Posts Tagged ‘Kim Jong-un’
Pushing back against an over-reliance on personalist explanations for international conflict, Adam Cathcart retreats into history and some speculation.
Robert Winstanley-Chesters considers how human and critical geographies can be used as vectors for analysis of the viability of North Korea’s political landscapes.
Is it in any sense possible to corroborate recent assertions that North Korea may have executed officials with massive 50-caliber machine guns?
Pyongyang’s narrative response to the ascension of Kim Jong-un has drawn deep and heavy upon the past, indicating a certain conservatism and “ideological retrenchment,” argues Adam Cathcart in a SOAS-AKS Working Paper in Korean Studies. Director of Research, Robert Winstanley-Chesters, reviews the paper.
With a deep dive into Beijing’s internal bureaucratic politics and Li Jinjun’s predecessors in Pyongyang, Nathan Beauchamp-Mustafaga sheds light on China’s evolving stance toward North Korea.
Did Kim Jong-un already meet Xi Jinping in northeast China? And will the North Korean leader show up in Moscow this coming May? A guest voice assesses the potential.
Han Sorya’s conception of Americans as “jackals” is a wartime description of an enemy but one that never went away–in a sense like the war itself.

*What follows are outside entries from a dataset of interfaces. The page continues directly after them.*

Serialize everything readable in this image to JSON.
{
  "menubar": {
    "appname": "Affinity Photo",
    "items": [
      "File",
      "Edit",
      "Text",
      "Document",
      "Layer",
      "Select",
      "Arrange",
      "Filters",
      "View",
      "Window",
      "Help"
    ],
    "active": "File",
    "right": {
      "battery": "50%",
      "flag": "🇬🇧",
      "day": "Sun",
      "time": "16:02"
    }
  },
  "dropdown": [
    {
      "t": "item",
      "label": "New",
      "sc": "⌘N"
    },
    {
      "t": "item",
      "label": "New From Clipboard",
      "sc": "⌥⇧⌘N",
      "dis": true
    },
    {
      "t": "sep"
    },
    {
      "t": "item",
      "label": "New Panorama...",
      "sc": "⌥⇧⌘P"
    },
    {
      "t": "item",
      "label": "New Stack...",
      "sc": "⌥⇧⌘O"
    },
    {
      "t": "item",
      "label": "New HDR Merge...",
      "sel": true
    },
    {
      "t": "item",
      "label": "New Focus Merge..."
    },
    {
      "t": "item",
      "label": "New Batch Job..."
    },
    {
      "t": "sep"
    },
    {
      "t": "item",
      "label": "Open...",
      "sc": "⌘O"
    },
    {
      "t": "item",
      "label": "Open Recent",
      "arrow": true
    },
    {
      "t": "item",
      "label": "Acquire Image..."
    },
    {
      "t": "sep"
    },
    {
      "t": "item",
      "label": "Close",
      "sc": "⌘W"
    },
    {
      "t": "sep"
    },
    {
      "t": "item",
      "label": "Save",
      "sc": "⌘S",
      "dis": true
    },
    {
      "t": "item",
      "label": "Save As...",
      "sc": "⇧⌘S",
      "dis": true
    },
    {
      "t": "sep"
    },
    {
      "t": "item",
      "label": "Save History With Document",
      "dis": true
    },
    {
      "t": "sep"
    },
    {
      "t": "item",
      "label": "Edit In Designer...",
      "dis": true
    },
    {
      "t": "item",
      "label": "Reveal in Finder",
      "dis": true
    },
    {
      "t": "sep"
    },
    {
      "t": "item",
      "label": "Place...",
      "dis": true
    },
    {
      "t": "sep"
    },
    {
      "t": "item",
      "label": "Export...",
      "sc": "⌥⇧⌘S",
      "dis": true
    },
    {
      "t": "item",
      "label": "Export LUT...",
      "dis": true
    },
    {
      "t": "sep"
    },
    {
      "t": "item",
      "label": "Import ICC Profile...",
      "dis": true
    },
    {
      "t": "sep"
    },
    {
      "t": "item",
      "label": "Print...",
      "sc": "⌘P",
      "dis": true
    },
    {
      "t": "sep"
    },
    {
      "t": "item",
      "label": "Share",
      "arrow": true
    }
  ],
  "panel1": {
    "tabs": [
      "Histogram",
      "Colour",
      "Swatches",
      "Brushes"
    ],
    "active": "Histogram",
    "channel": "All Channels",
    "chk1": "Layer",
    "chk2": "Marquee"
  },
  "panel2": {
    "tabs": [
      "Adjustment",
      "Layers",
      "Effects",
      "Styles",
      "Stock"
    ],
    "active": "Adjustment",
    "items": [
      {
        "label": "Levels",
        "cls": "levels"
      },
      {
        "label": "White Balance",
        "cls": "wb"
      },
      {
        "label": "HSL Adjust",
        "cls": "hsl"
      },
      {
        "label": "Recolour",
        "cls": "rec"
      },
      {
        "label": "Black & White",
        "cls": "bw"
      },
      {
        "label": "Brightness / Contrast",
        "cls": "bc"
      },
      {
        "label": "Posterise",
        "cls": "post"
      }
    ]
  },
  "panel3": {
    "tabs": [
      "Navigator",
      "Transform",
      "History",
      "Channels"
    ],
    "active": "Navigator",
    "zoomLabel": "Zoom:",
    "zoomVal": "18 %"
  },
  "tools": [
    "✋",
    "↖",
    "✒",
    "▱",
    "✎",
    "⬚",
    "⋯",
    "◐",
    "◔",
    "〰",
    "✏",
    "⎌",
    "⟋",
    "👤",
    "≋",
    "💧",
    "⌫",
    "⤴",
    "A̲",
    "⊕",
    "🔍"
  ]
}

In this essay, David Fields surveys the strength of North Korean state narratives, folding in a very famous Korean War short story and a certain controversial Hollywood film.
In this essay Christopher Richardson explores the childhood hagiography of Kim Il-sung, “the master narrative from which all others derive,” and in so doing locates the origins of regime durability and state legitimacy.